As we near the end of the album, we reach the best song (and my all-time favorite record) of the entire album, “Rose in Harlem.” The tone is already set with the production. Evan Mast, BoogzDaBeast, and Mike Dean truly outdid themselves here. Kanye sampled The Stylistics’ “Because I Love You, Girl”, and I am so grateful for it. The beat is outstanding, and then, add Teyana and this is a downright hit. Teyana gives listeners a little rapping side, as she spits some truly relevant bars that they will pick up as soon as they play the song. She gets right to business singing, “Been through more than a lil’ bit / But I ain’t callin’ no names out / No, no free promotion.” Teyana targets various elements in the song. She speaks on overcoming the issues within her hometown, haters, and backstabbers who pretended to love her but really never had her best interest in heart. While this version we hear on the album is noticeably different than the snippet Tey released on Twitter, the song is still just so good. Her voice is so great and the message stands out more than anything. Yet again, we see the storytelling element arise. She sings from her heart about how all the bad that tried to take her out made her stronger.

The next record, “Never Would Have Made It”, covers gospel singer Marvin Sapp’s “Never Would Have Made It.” Teyana bellows about this person who she says is the “highlight of her life” and reason for her triumph. The song is very heartwarming and motivational. Teyana sings from her heart and even adds her daughter Junie at the end of the song. Her voice although powerful is extremely raw and the energy can be felt as she screams, “Never would have made it without you.” Through her lyrics, Teyana reflects on the people and things that have changed her life such as family, marriage, motherhood, etc. The song is very open and vulnerable. The album’s final song, “WTP,” features Mykki Blanco, and is a vogue-worthy track. It samples Ellis D’s “Work This Pu**y” and finds Teyana singing to her lover and basically telling him to do what the song says the entire time. It is definitely one of those fashion model walk songs. It is very upbeat and energetic.

Overall, there are several problems I had with K.T.S.E. 1. Instead of the project being a cohesive unit that tells a story through each song, it comes off like eight random tracks that were thrown together. Honestly, how does one immediately go from “Never Would Have Made It,” a completely beautiful, inspirational song, to “WTP?” 2. The sequencing was lacking, transitions were needed, and the flow of the album is really all over the place. 3. The production, although good, did not really cater to the artist that Teyana is. Some songs did not match the production and it was just confusing. 4. The promotion and rollout for this album was blatantly disrespectful. Everything seemed half-done. Not only did the album not release on the said date, but then we find out that it was really never completed and will not be updated (until further notice). Lastly, 5. there is no overall theme of this project. As a fan of Teyana and her debut album, going from that amazing body of work to this album was disappointing.

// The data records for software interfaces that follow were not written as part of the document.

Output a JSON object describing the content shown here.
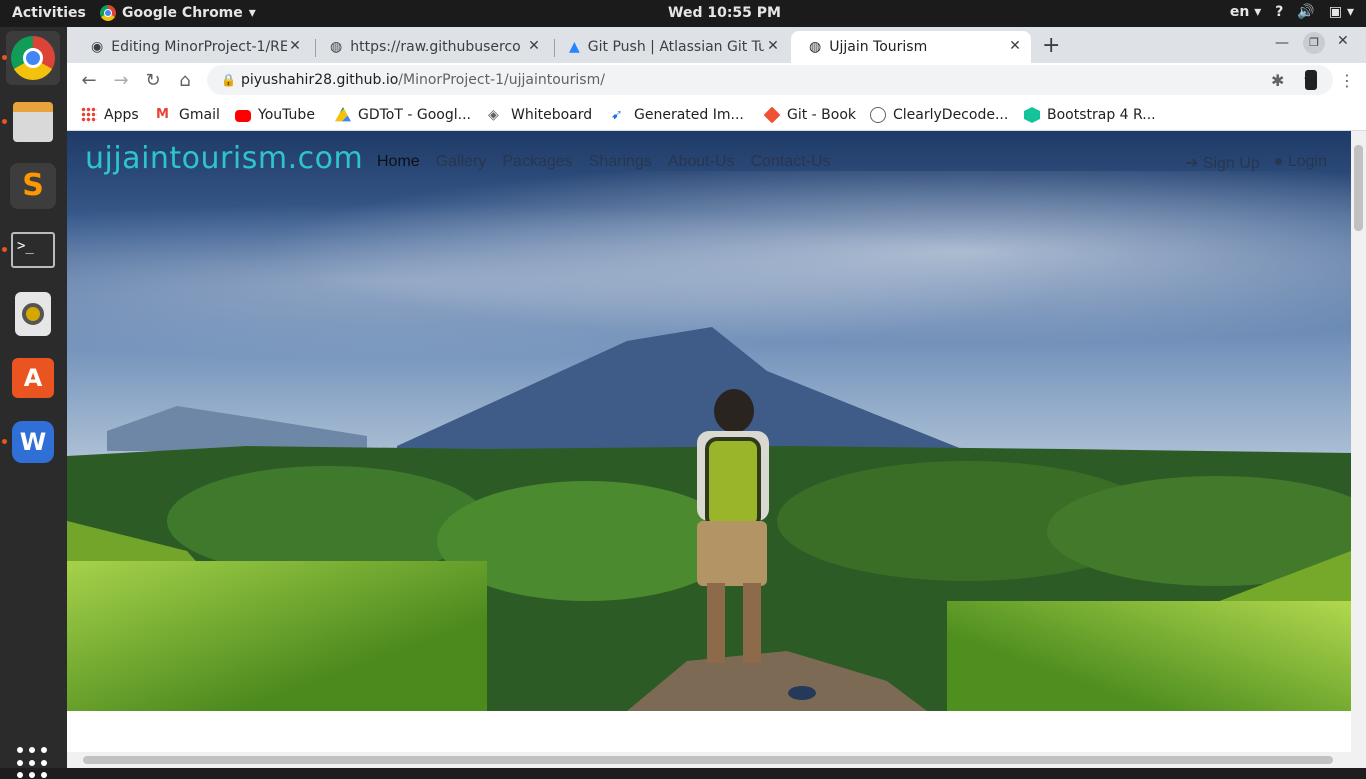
{
  "topbar": {
    "activities": "Activities",
    "app_name": "Google Chrome",
    "clock": "Wed 10:55 PM",
    "lang": "en",
    "help": "?"
  },
  "tabs": [
    {
      "title": "Editing MinorProject-1/RE",
      "icon": "github-icon"
    },
    {
      "title": "https://raw.githubuserco",
      "icon": "globe-icon"
    },
    {
      "title": "Git Push | Atlassian Git Tu",
      "icon": "atlassian-icon"
    },
    {
      "title": "Ujjain Tourism",
      "icon": "globe-icon",
      "active": true
    }
  ],
  "omnibox": {
    "host": "piyushahir28.github.io",
    "path": "/MinorProject-1/ujjaintourism/"
  },
  "bookmarks": [
    {
      "label": "Apps",
      "icon": "apps-grid-icon"
    },
    {
      "label": "Gmail",
      "icon": "gmail-icon"
    },
    {
      "label": "YouTube",
      "icon": "youtube-icon"
    },
    {
      "label": "GDToT - Googl...",
      "icon": "drive-icon"
    },
    {
      "label": "Whiteboard",
      "icon": "whiteboard-icon"
    },
    {
      "label": "Generated Im...",
      "icon": "generated-icon"
    },
    {
      "label": "Git - Book",
      "icon": "git-icon"
    },
    {
      "label": "ClearlyDecode...",
      "icon": "clearlydecoded-icon"
    },
    {
      "label": "Bootstrap 4 R...",
      "icon": "bootstrap-icon"
    }
  ],
  "site": {
    "logo": "ujjaintourism.com",
    "nav": [
      "Home",
      "Gallery",
      "Packages",
      "Sharings",
      "About-Us",
      "Contact-Us"
    ],
    "signup": "Sign Up",
    "login": "Login"
  },
  "colors": {
    "logo": "#2ec4cf",
    "accent": "#1a73e8"
  }
}
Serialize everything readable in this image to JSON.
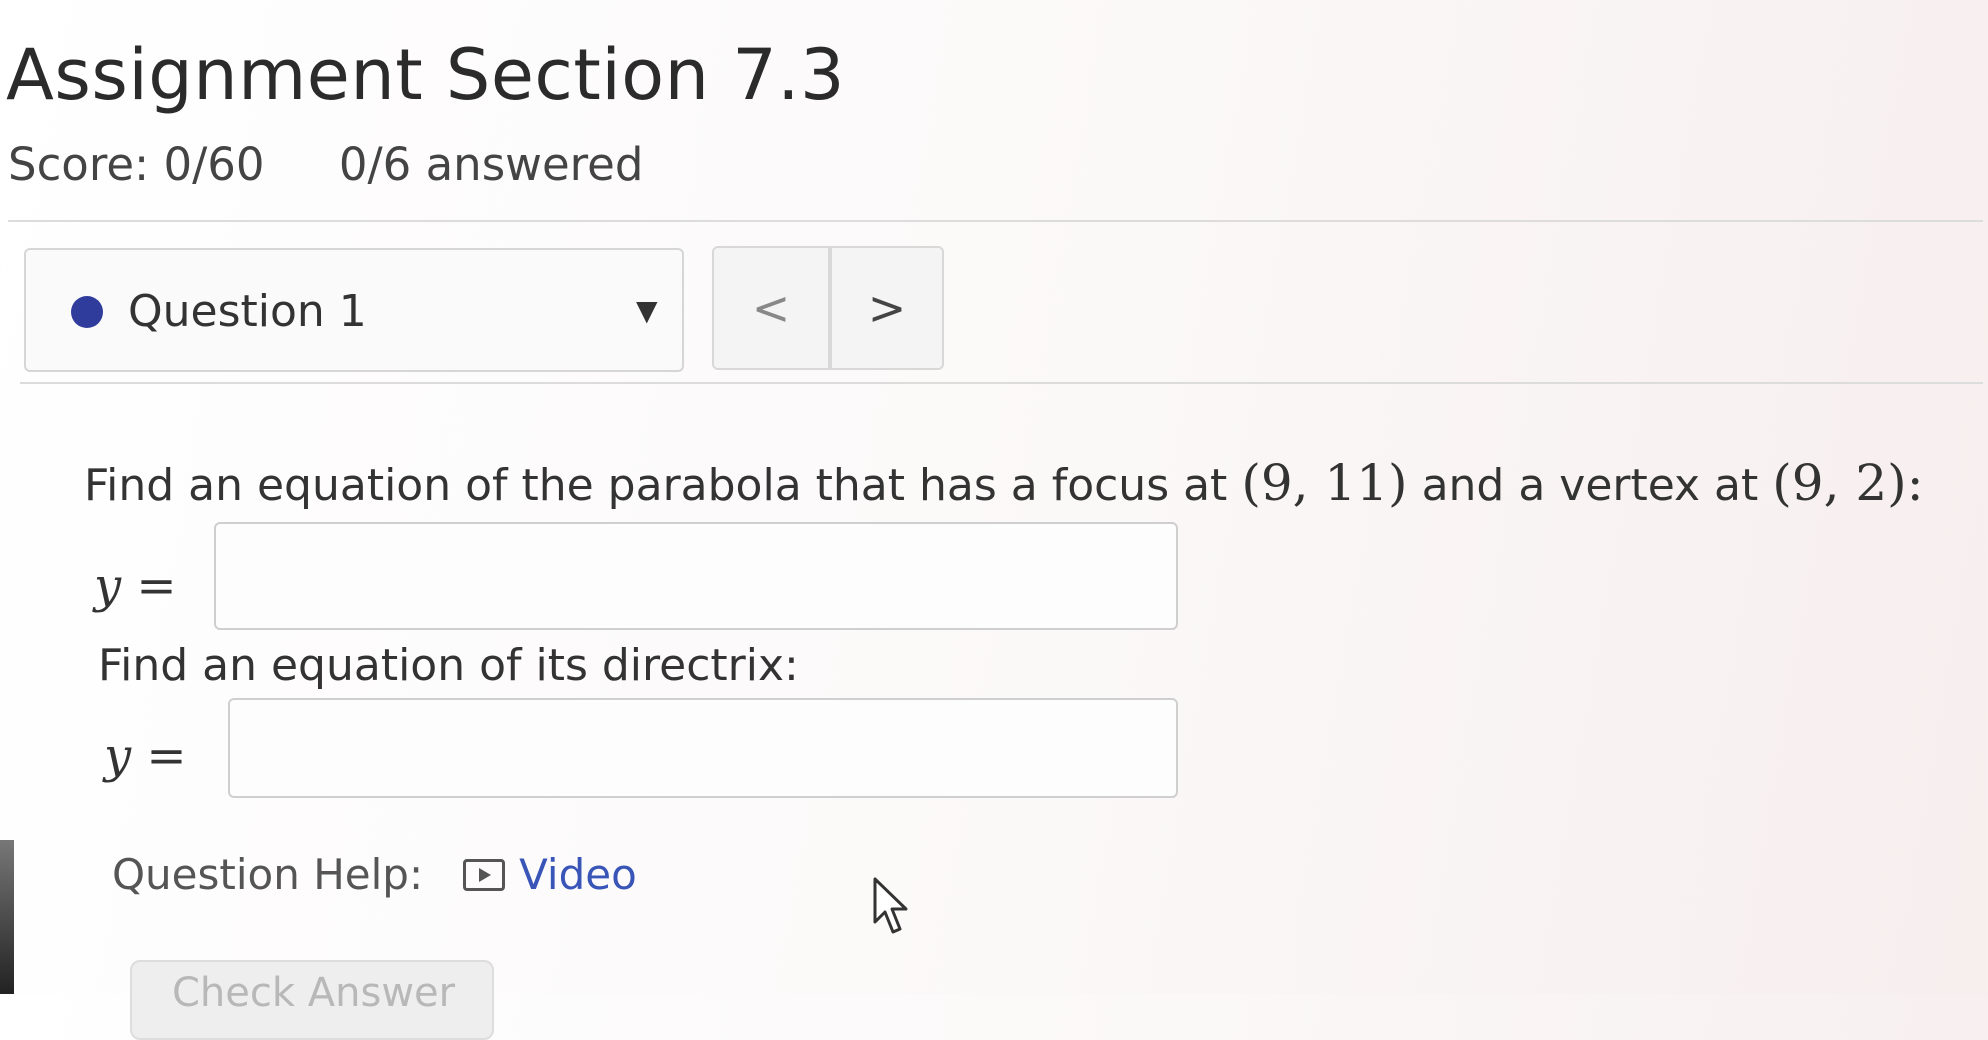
{
  "header": {
    "title": "Assignment Section 7.3",
    "score": "Score: 0/60",
    "answered": "0/6 answered"
  },
  "question_nav": {
    "current": "Question 1",
    "status_color": "#2f3c9c",
    "dropdown_icon": "caret-down-icon",
    "prev_label": "<",
    "next_label": ">"
  },
  "question": {
    "prompt_pre": "Find an equation of the parabola that has a focus at",
    "focus": "(9, 11)",
    "prompt_mid": "and a vertex at",
    "vertex": "(9, 2)",
    "prompt_end": ":",
    "answer_label": "y =",
    "answer_value": "",
    "directrix_prompt": "Find an equation of its directrix:",
    "directrix_label": "y =",
    "directrix_value": ""
  },
  "help": {
    "label": "Question Help:",
    "video_icon": "video-icon",
    "video_label": "Video",
    "link_color": "#3a55b8"
  },
  "actions": {
    "check_label": "Check Answer"
  }
}
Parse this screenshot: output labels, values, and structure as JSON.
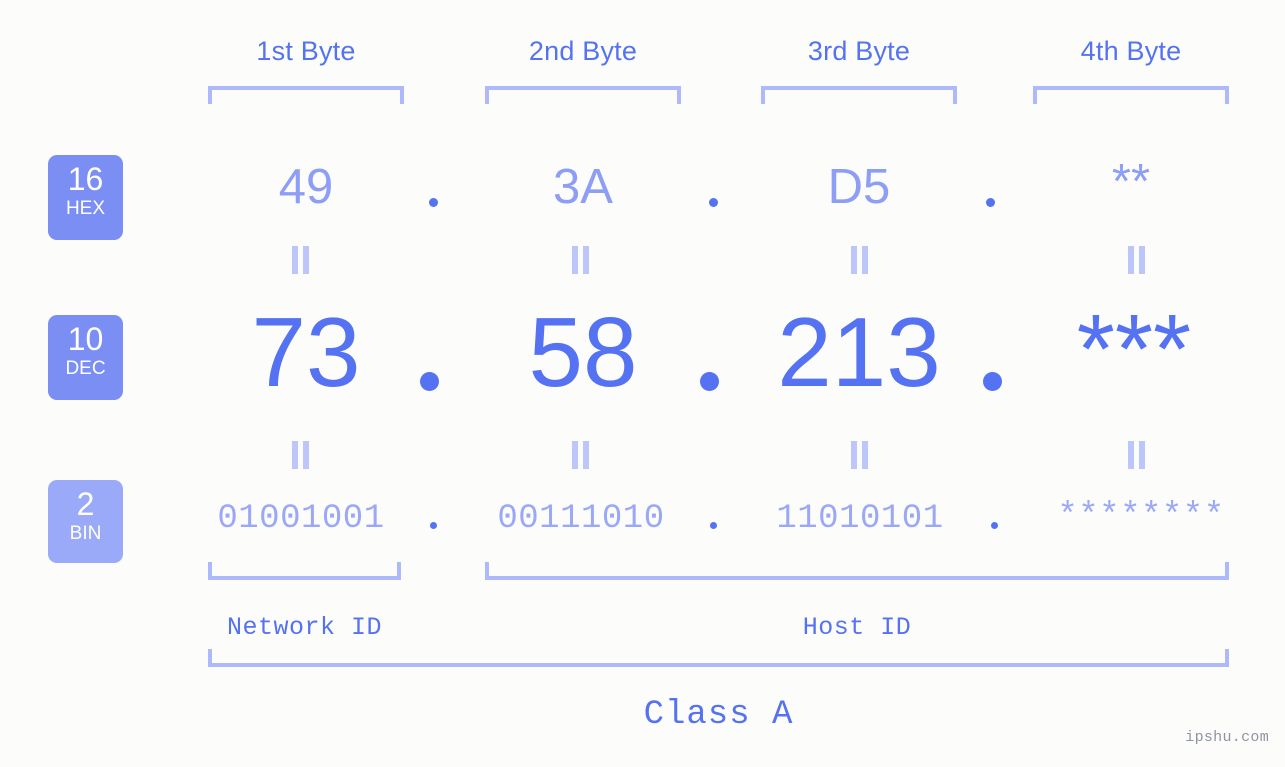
{
  "meta": {
    "background": "#fcfdfa",
    "accent": "#5572f2",
    "accent_light": "#8e9ef6",
    "accent_pale": "#aeb9fb",
    "badge_fill": "#7b8ef4",
    "badge_fill_light": "#9aaaf8"
  },
  "headers": [
    {
      "label": "1st Byte"
    },
    {
      "label": "2nd Byte"
    },
    {
      "label": "3rd Byte"
    },
    {
      "label": "4th Byte"
    }
  ],
  "bases": [
    {
      "number": "16",
      "name": "HEX"
    },
    {
      "number": "10",
      "name": "DEC"
    },
    {
      "number": "2",
      "name": "BIN"
    }
  ],
  "rows": {
    "hex": {
      "values": [
        "49",
        "3A",
        "D5",
        "**"
      ],
      "separator": "."
    },
    "dec": {
      "values": [
        "73",
        "58",
        "213",
        "***"
      ],
      "separator": "."
    },
    "bin": {
      "values": [
        "01001001",
        "00111010",
        "11010101",
        "********"
      ],
      "separator": "."
    }
  },
  "equals_marks": {
    "symbol": "=",
    "count_per_row": 4,
    "rows": 2
  },
  "segments": [
    {
      "label": "Network ID"
    },
    {
      "label": "Host ID"
    }
  ],
  "class": {
    "label": "Class A"
  },
  "watermark": {
    "text": "ipshu.com"
  }
}
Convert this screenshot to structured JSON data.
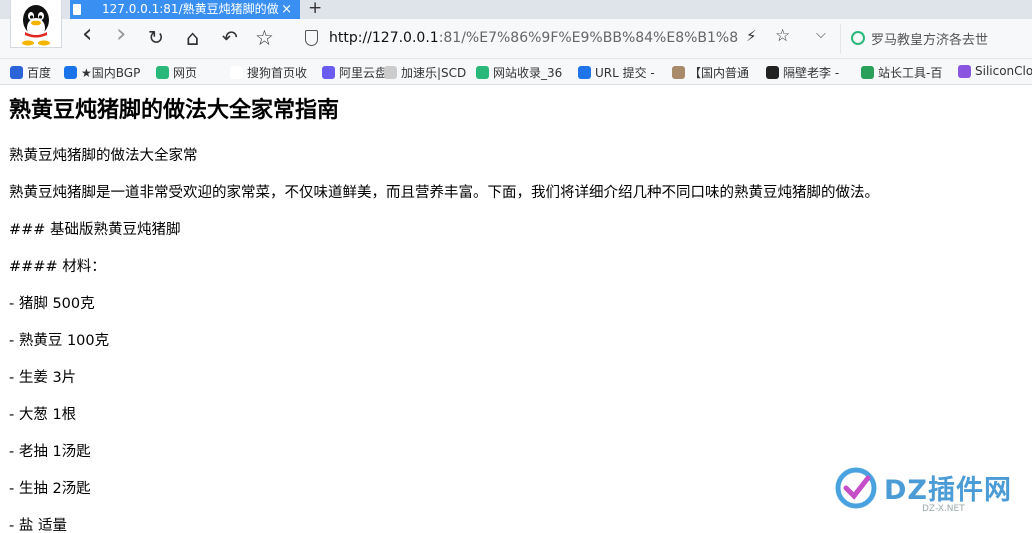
{
  "browser": {
    "tab": {
      "title": "127.0.0.1:81/熟黄豆炖猪脚的做",
      "close": "×"
    },
    "new_tab": "+",
    "nav": {
      "back": "‹",
      "forward": "›",
      "reload": "↻",
      "home": "⌂",
      "undo": "↶",
      "star": "☆"
    },
    "address": {
      "url_host": "http://127.0.0.1",
      "url_rest": ":81/%E7%86%9F%E9%BB%84%E8%B1%86%E7",
      "bolt": "⚡",
      "star": "☆"
    },
    "dropdown": "⌵",
    "search": {
      "text": "罗马教皇方济各去世"
    }
  },
  "bookmarks": [
    {
      "label": "百度",
      "color": "#2a64d8"
    },
    {
      "label": "★国内BGP",
      "color": "#1a73e8"
    },
    {
      "label": "网页",
      "color": "#2ab87a"
    },
    {
      "label": "搜狗首页收",
      "color": "#ffffff"
    },
    {
      "label": "阿里云盘",
      "color": "#6a5cf0"
    },
    {
      "label": "加速乐|SCD",
      "color": "#cccccc"
    },
    {
      "label": "网站收录_36",
      "color": "#2ab87a"
    },
    {
      "label": "URL 提交 -",
      "color": "#1e74e8"
    },
    {
      "label": "【国内普通",
      "color": "#a98a6a"
    },
    {
      "label": "隔壁老李 -",
      "color": "#222222"
    },
    {
      "label": "站长工具-百",
      "color": "#2aa05a"
    },
    {
      "label": "SiliconClo",
      "color": "#8a55e0"
    }
  ],
  "article": {
    "title": "熟黄豆炖猪脚的做法大全家常指南",
    "paragraphs": [
      "熟黄豆炖猪脚的做法大全家常",
      "熟黄豆炖猪脚是一道非常受欢迎的家常菜，不仅味道鲜美，而且营养丰富。下面，我们将详细介绍几种不同口味的熟黄豆炖猪脚的做法。",
      "### 基础版熟黄豆炖猪脚",
      "#### 材料：",
      "- 猪脚 500克",
      "- 熟黄豆 100克",
      "- 生姜 3片",
      "- 大葱 1根",
      "- 老抽 1汤匙",
      "- 生抽 2汤匙",
      "- 盐 适量"
    ]
  },
  "watermark": {
    "brand": "DZ插件网",
    "sub": "DZ-X.NET"
  }
}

The album was not what I expected. I wanted more of what “Gonna Love Me,” “Issues/Hold On,” and “Rose In Harlem” exhibited. Those are the best three songs on the album. Teyana remained true to her sound and artistry in each of those. I actually do not feel that any of the other songs on the album are bad or awful. It is simply that they are rather random. They lack cohesion. As a complete body of work, they do not work. It really could have been a great release. She has all the proper momentum and attention necessary for the project. She’s a great artist and her vocals are actually great. Eight songs were just not enough for Teyana. She needed that 12-14 song limit to further reveal her talents to the world. Hopefully the unheard songs that Tey places in her visuals will be good. As far as the album, besides those tracks the album itself just was not impressive as it should have been.